++++ EXCERPTED DATA

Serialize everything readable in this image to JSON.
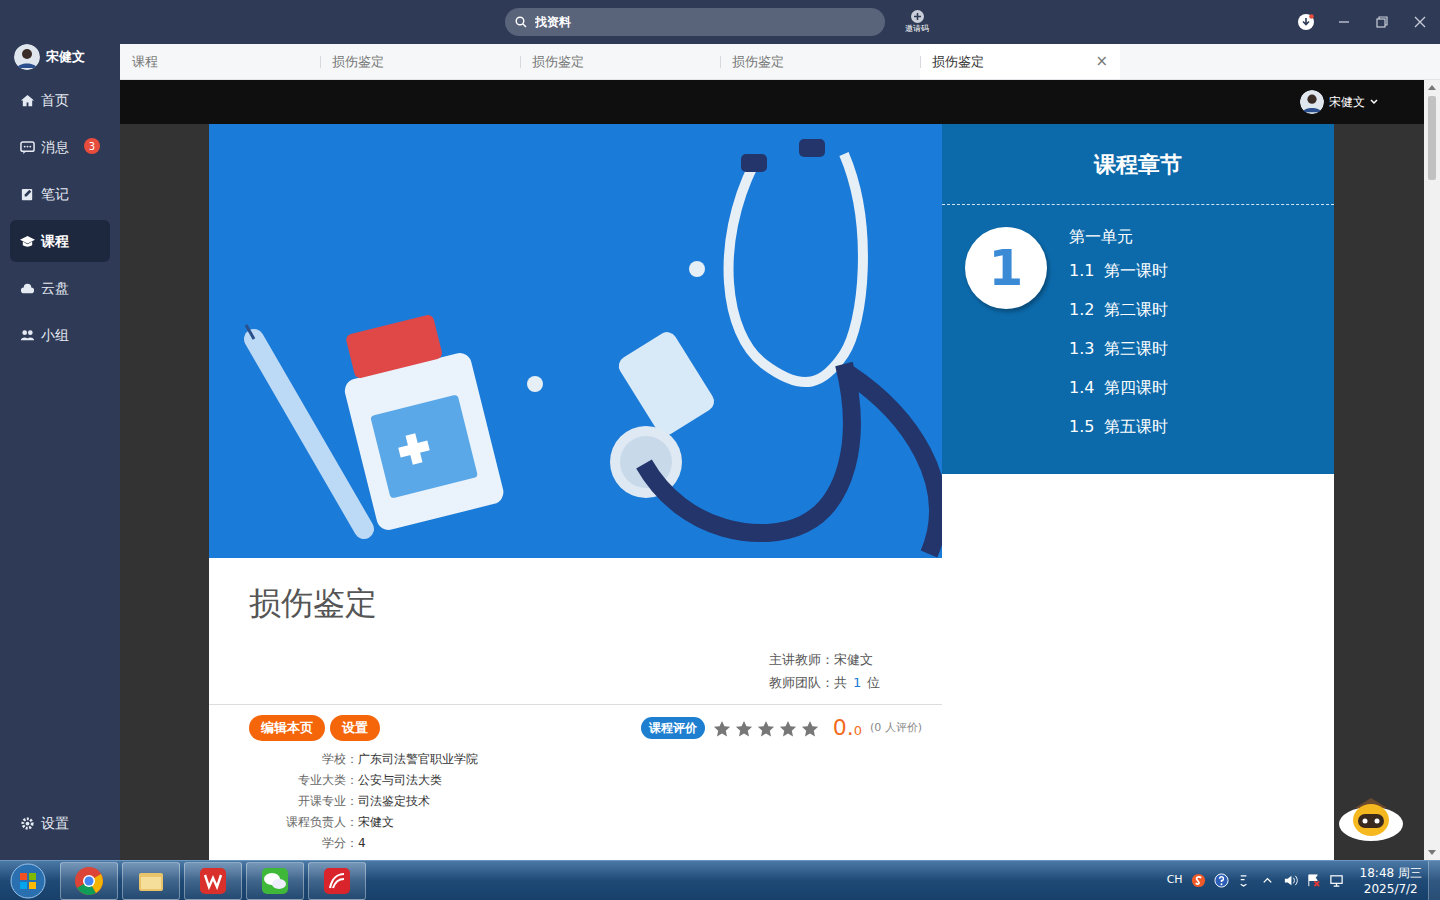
{
  "window": {
    "search_placeholder": "找资料",
    "invite_label": "邀请码"
  },
  "user": {
    "name": "宋健文"
  },
  "sidebar": {
    "items": [
      {
        "label": "首页",
        "selected": false
      },
      {
        "label": "消息",
        "badge": "3",
        "selected": false
      },
      {
        "label": "笔记",
        "selected": false
      },
      {
        "label": "课程",
        "selected": true
      },
      {
        "label": "云盘",
        "selected": false
      },
      {
        "label": "小组",
        "selected": false
      }
    ],
    "settings": "设置"
  },
  "tabs": [
    {
      "label": "课程",
      "selected": false
    },
    {
      "label": "损伤鉴定",
      "selected": false
    },
    {
      "label": "损伤鉴定",
      "selected": false
    },
    {
      "label": "损伤鉴定",
      "selected": false
    },
    {
      "label": "损伤鉴定",
      "selected": true,
      "close": "×"
    }
  ],
  "header": {
    "user": "宋健文"
  },
  "chapters": {
    "title": "课程章节",
    "unit_number": "1",
    "unit_title": "第一单元",
    "lessons": [
      {
        "number": "1.1",
        "title": "第一课时"
      },
      {
        "number": "1.2",
        "title": "第二课时"
      },
      {
        "number": "1.3",
        "title": "第三课时"
      },
      {
        "number": "1.4",
        "title": "第四课时"
      },
      {
        "number": "1.5",
        "title": "第五课时"
      }
    ]
  },
  "course": {
    "title": "损伤鉴定",
    "teacher_label": "主讲教师：",
    "teacher": "宋健文",
    "team_prefix": "教师团队：共",
    "team_count": "1",
    "team_suffix": "位",
    "buttons": [
      "编辑本页",
      "设置"
    ],
    "rating": {
      "label": "课程评价",
      "stars": 0,
      "score_main": "0.",
      "score_decimal": "0",
      "count": "(0 人评价)"
    },
    "info": [
      {
        "label": "学校：",
        "value": "广东司法警官职业学院"
      },
      {
        "label": "专业大类：",
        "value": "公安与司法大类"
      },
      {
        "label": "开课专业：",
        "value": "司法鉴定技术"
      },
      {
        "label": "课程负责人：",
        "value": "宋健文"
      },
      {
        "label": "学分：",
        "value": "4"
      }
    ]
  },
  "taskbar": {
    "language": "CH",
    "time": "18:48 周三",
    "date": "2025/7/2"
  }
}
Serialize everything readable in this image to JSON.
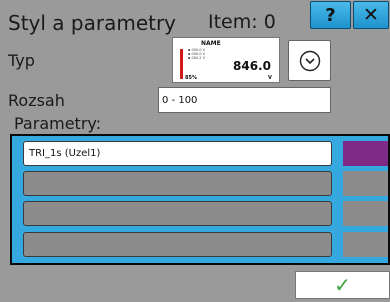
{
  "header": {
    "title": "Styl a parametry",
    "item_label": "Item: 0",
    "help_label": "?",
    "close_label": "✕"
  },
  "form": {
    "type_label": "Typ",
    "range_label": "Rozsah",
    "range_value": "0 - 100",
    "params_label": "Parametry:"
  },
  "preview": {
    "name": "NAME",
    "mini_lines": [
      "▪ 000.0 V",
      "▪ 000.0 V",
      "▪ 000.2 V"
    ],
    "value": "846.0",
    "percent": "85%",
    "unit": "V",
    "accent_color": "#d11a1a"
  },
  "dropdown": {
    "icon": "chevron-down-circle-icon"
  },
  "parameters": {
    "rows": [
      {
        "value": "TRI_1s (Uzel1)",
        "color": "#7f2a86"
      },
      {
        "value": "",
        "color": ""
      },
      {
        "value": "",
        "color": ""
      },
      {
        "value": "",
        "color": ""
      }
    ]
  },
  "confirm": {
    "icon": "checkmark-icon",
    "label": "✓"
  },
  "colors": {
    "background": "#9a9a9a",
    "button_blue": "#2ea3da",
    "panel_blue": "#35a9df",
    "confirm_green": "#3aa53a"
  }
}
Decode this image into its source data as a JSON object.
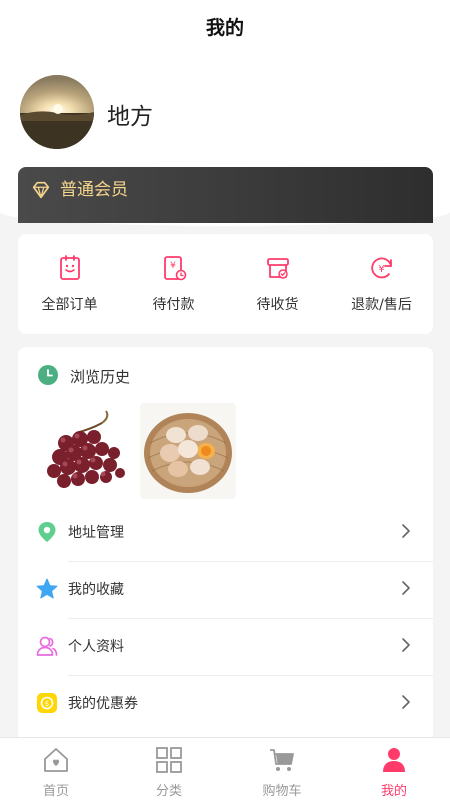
{
  "page": {
    "title": "我的"
  },
  "profile": {
    "username": "地方"
  },
  "member": {
    "label": "普通会员",
    "color": "#f5d58c"
  },
  "orders": {
    "items": [
      {
        "label": "全部订单",
        "icon": "order-list-icon"
      },
      {
        "label": "待付款",
        "icon": "payment-pending-icon"
      },
      {
        "label": "待收货",
        "icon": "delivery-pending-icon"
      },
      {
        "label": "退款/售后",
        "icon": "refund-icon"
      }
    ],
    "accent_color": "#ff3b6b"
  },
  "history": {
    "title": "浏览历史",
    "items": [
      {
        "name": "grapes"
      },
      {
        "name": "eggs"
      }
    ]
  },
  "menu": {
    "items": [
      {
        "label": "地址管理",
        "icon": "location-pin-icon"
      },
      {
        "label": "我的收藏",
        "icon": "star-icon"
      },
      {
        "label": "个人资料",
        "icon": "profile-icon"
      },
      {
        "label": "我的优惠券",
        "icon": "coupon-icon"
      }
    ]
  },
  "tabbar": {
    "items": [
      {
        "label": "首页",
        "icon": "home-icon",
        "active": false
      },
      {
        "label": "分类",
        "icon": "category-icon",
        "active": false
      },
      {
        "label": "购物车",
        "icon": "cart-icon",
        "active": false
      },
      {
        "label": "我的",
        "icon": "person-icon",
        "active": true
      }
    ],
    "active_color": "#ff3b6b",
    "inactive_color": "#999999"
  }
}
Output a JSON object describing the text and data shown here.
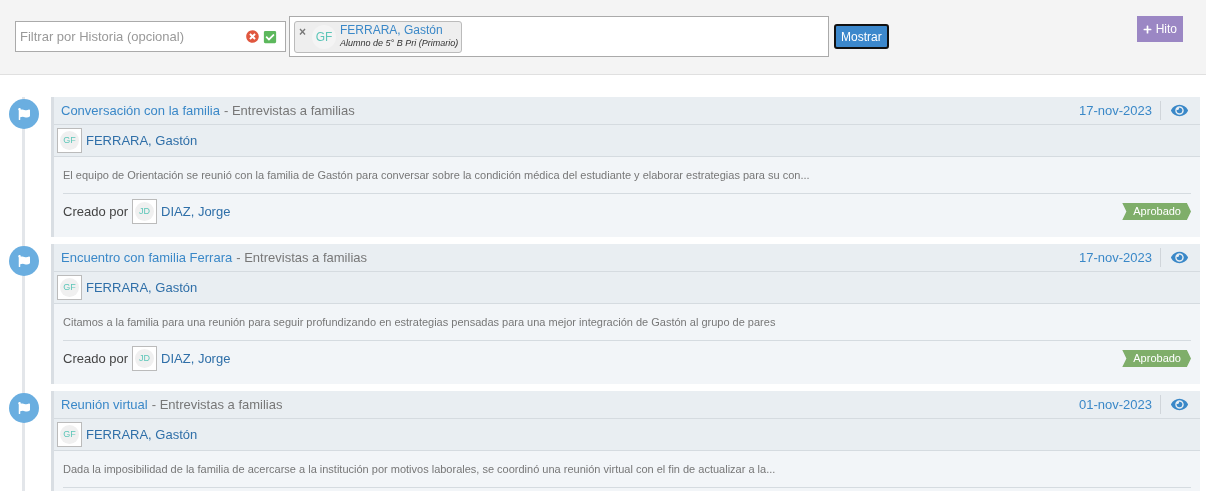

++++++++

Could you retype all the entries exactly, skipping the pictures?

**RESPONSE AREA**
Serialize everything readable in this image to JSON.
{
  "window": {
    "search_placeholder": "找资料",
    "invite_label": "邀请码"
  },
  "user": {
    "name": "宋健文"
  },
  "sidebar": {
    "items": [
      {
        "label": "首页",
        "selected": false
      },
      {
        "label": "消息",
        "badge": "3",
        "selected": false
      },
      {
        "label": "笔记",
        "selected": false
      },
      {
        "label": "课程",
        "selected": true
      },
      {
        "label": "云盘",
        "selected": false
      },
      {
        "label": "小组",
        "selected": false
      }
    ],
    "settings": "设置"
  },
  "tabs": [
    {
      "label": "课程",
      "selected": false
    },
    {
      "label": "损伤鉴定",
      "selected": false
    },
    {
      "label": "损伤鉴定",
      "selected": false
    },
    {
      "label": "损伤鉴定",
      "selected": false
    },
    {
      "label": "损伤鉴定",
      "selected": true,
      "close": "×"
    }
  ],
  "header": {
    "user": "宋健文"
  },
  "chapters": {
    "title": "课程章节",
    "unit_number": "1",
    "unit_title": "第一单元",
    "lessons": [
      {
        "number": "1.1",
        "title": "第一课时"
      },
      {
        "number": "1.2",
        "title": "第二课时"
      },
      {
        "number": "1.3",
        "title": "第三课时"
      },
      {
        "number": "1.4",
        "title": "第四课时"
      },
      {
        "number": "1.5",
        "title": "第五课时"
      }
    ]
  },
  "course": {
    "title": "损伤鉴定",
    "teacher_label": "主讲教师：",
    "teacher": "宋健文",
    "team_prefix": "教师团队：共",
    "team_count": "1",
    "team_suffix": "位",
    "buttons": [
      "编辑本页",
      "设置"
    ],
    "rating": {
      "label": "课程评价",
      "stars": 0,
      "score_main": "0.",
      "score_decimal": "0",
      "count": "(0 人评价)"
    },
    "info": [
      {
        "label": "学校：",
        "value": "广东司法警官职业学院"
      },
      {
        "label": "专业大类：",
        "value": "公安与司法大类"
      },
      {
        "label": "开课专业：",
        "value": "司法鉴定技术"
      },
      {
        "label": "课程负责人：",
        "value": "宋健文"
      },
      {
        "label": "学分：",
        "value": "4"
      }
    ]
  },
  "taskbar": {
    "language": "CH",
    "time": "18:48 周三",
    "date": "2025/7/2"
  }
}
Serialize everything readable in this image to JSON.
{
  "header": {
    "title": "Styl a parametry",
    "item_label": "Item: 0",
    "help_label": "?",
    "close_label": "✕"
  },
  "form": {
    "type_label": "Typ",
    "range_label": "Rozsah",
    "range_value": "0 - 100",
    "params_label": "Parametry:"
  },
  "preview": {
    "name": "NAME",
    "mini_lines": [
      "▪ 000.0 V",
      "▪ 000.0 V",
      "▪ 000.2 V"
    ],
    "value": "846.0",
    "percent": "85%",
    "unit": "V",
    "accent_color": "#d11a1a"
  },
  "dropdown": {
    "icon": "chevron-down-circle-icon"
  },
  "parameters": {
    "rows": [
      {
        "value": "TRI_1s (Uzel1)",
        "color": "#7f2a86"
      },
      {
        "value": "",
        "color": ""
      },
      {
        "value": "",
        "color": ""
      },
      {
        "value": "",
        "color": ""
      }
    ]
  },
  "confirm": {
    "icon": "checkmark-icon",
    "label": "✓"
  },
  "colors": {
    "background": "#9a9a9a",
    "button_blue": "#2ea3da",
    "panel_blue": "#35a9df",
    "confirm_green": "#3aa53a"
  }
}
Decode this image into its source data as a JSON object.
{
  "page": {
    "title": "我的"
  },
  "profile": {
    "username": "地方"
  },
  "member": {
    "label": "普通会员",
    "color": "#f5d58c"
  },
  "orders": {
    "items": [
      {
        "label": "全部订单",
        "icon": "order-list-icon"
      },
      {
        "label": "待付款",
        "icon": "payment-pending-icon"
      },
      {
        "label": "待收货",
        "icon": "delivery-pending-icon"
      },
      {
        "label": "退款/售后",
        "icon": "refund-icon"
      }
    ],
    "accent_color": "#ff3b6b"
  },
  "history": {
    "title": "浏览历史",
    "items": [
      {
        "name": "grapes"
      },
      {
        "name": "eggs"
      }
    ]
  },
  "menu": {
    "items": [
      {
        "label": "地址管理",
        "icon": "location-pin-icon"
      },
      {
        "label": "我的收藏",
        "icon": "star-icon"
      },
      {
        "label": "个人资料",
        "icon": "profile-icon"
      },
      {
        "label": "我的优惠券",
        "icon": "coupon-icon"
      }
    ]
  },
  "tabbar": {
    "items": [
      {
        "label": "首页",
        "icon": "home-icon",
        "active": false
      },
      {
        "label": "分类",
        "icon": "category-icon",
        "active": false
      },
      {
        "label": "购物车",
        "icon": "cart-icon",
        "active": false
      },
      {
        "label": "我的",
        "icon": "person-icon",
        "active": true
      }
    ],
    "active_color": "#ff3b6b",
    "inactive_color": "#999999"
  }
}
Output a JSON object describing the text and data shown here.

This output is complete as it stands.